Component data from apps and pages
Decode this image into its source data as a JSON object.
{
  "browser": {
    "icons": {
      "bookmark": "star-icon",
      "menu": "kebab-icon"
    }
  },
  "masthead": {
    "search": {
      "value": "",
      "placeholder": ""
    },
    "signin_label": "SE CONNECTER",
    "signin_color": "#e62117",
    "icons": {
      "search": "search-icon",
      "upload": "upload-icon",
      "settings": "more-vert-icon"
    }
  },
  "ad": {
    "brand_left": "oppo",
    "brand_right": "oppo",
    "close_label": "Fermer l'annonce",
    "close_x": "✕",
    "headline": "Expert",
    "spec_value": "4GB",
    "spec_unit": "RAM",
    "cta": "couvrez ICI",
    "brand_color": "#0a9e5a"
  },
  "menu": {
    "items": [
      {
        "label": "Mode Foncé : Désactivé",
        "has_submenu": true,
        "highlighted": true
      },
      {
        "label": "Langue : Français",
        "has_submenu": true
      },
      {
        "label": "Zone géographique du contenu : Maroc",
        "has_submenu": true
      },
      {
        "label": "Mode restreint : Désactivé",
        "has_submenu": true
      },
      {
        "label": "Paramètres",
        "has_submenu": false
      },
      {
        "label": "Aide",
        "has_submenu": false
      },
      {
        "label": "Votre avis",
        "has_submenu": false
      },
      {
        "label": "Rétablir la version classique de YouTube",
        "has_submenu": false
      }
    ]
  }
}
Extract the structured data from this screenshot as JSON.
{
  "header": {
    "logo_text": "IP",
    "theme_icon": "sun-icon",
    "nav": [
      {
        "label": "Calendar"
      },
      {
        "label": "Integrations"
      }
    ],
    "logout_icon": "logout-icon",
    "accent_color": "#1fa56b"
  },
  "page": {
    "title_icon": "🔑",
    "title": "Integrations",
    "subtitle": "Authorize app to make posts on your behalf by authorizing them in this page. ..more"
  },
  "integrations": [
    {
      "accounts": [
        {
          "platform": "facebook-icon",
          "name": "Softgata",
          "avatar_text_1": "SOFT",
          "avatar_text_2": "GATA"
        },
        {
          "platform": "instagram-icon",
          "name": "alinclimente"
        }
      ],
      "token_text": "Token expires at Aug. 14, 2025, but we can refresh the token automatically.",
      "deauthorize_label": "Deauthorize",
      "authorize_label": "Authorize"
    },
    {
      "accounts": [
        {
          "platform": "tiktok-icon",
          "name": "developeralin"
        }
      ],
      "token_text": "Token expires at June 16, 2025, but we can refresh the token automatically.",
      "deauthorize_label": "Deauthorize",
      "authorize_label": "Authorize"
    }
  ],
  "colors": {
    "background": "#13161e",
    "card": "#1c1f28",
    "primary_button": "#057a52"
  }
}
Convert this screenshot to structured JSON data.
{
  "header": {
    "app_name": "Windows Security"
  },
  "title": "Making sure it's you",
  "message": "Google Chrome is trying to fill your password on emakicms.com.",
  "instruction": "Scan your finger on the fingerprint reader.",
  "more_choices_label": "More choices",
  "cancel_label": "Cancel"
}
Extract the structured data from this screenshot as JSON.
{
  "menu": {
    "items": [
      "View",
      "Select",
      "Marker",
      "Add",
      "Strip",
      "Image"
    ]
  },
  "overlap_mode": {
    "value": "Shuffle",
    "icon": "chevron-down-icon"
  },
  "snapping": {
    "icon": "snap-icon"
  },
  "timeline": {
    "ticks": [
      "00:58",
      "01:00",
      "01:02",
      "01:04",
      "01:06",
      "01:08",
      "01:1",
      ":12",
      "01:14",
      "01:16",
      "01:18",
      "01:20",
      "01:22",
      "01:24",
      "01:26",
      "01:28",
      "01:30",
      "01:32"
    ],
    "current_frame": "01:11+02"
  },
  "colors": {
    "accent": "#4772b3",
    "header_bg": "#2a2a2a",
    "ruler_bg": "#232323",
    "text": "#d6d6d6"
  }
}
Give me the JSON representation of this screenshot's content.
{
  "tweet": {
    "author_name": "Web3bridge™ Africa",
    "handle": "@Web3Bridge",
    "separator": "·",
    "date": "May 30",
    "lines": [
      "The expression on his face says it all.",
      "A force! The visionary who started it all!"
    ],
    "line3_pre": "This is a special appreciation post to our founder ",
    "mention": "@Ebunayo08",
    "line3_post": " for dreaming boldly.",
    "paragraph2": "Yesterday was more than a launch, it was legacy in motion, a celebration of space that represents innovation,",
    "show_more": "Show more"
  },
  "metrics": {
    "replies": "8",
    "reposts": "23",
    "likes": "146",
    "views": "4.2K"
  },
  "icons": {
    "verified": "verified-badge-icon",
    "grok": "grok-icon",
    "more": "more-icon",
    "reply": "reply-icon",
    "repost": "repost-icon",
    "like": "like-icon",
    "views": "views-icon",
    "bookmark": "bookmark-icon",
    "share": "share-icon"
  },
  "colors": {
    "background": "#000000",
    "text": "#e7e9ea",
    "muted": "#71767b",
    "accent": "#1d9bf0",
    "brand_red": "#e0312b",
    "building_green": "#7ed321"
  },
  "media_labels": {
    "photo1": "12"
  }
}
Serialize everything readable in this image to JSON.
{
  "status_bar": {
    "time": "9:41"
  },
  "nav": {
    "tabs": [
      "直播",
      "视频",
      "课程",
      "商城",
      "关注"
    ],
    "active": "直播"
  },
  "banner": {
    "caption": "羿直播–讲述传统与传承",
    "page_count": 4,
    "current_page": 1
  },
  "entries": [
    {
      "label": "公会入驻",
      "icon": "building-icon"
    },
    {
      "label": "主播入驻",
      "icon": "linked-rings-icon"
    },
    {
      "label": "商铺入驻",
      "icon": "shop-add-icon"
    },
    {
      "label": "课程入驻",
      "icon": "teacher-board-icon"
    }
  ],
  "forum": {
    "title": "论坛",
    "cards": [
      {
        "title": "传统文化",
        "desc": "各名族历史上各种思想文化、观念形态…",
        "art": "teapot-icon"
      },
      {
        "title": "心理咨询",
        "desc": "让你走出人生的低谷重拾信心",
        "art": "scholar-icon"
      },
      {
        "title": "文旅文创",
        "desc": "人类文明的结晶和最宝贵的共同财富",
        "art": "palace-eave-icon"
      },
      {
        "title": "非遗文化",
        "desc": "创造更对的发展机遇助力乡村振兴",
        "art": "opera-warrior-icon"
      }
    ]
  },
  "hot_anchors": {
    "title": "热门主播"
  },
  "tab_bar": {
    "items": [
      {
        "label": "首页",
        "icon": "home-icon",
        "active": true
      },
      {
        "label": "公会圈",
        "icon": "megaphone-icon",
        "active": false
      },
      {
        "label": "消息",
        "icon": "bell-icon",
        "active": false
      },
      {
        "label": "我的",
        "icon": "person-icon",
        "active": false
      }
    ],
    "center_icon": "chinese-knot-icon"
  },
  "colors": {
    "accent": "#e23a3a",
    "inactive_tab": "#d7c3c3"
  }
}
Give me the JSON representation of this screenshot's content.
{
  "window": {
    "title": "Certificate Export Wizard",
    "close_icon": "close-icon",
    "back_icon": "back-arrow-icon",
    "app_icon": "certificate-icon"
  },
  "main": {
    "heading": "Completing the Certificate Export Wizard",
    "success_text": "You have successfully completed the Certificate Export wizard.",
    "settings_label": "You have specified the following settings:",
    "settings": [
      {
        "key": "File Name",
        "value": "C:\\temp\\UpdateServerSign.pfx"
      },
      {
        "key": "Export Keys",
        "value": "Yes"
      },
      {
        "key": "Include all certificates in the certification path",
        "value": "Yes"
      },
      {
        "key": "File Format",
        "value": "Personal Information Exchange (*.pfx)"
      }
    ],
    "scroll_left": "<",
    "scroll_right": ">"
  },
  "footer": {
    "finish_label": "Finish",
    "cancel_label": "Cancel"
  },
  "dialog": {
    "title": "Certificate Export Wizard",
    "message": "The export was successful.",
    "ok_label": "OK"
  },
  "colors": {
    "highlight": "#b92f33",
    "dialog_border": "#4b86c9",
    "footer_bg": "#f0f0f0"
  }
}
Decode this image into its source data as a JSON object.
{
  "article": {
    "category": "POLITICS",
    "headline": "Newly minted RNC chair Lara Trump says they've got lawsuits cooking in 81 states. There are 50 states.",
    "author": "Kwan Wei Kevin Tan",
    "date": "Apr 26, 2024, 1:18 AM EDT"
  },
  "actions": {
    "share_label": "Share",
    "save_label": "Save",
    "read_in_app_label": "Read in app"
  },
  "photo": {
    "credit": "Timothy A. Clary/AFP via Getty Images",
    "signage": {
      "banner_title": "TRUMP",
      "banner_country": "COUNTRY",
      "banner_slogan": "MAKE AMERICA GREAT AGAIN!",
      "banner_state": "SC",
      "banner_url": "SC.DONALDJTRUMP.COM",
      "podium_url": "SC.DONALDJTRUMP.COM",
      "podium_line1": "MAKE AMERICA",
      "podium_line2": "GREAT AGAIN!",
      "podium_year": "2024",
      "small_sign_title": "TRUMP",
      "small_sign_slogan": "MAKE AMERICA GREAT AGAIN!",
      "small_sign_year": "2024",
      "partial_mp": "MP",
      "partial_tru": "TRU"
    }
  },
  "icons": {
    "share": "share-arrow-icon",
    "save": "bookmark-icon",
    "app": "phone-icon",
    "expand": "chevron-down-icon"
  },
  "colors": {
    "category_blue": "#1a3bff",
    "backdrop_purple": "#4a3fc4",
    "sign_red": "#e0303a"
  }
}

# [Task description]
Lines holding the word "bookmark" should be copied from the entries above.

# [Result for this exercise]
      "bookmark": "star-icon",
    "bookmark": "bookmark-icon",
    "save": "bookmark-icon",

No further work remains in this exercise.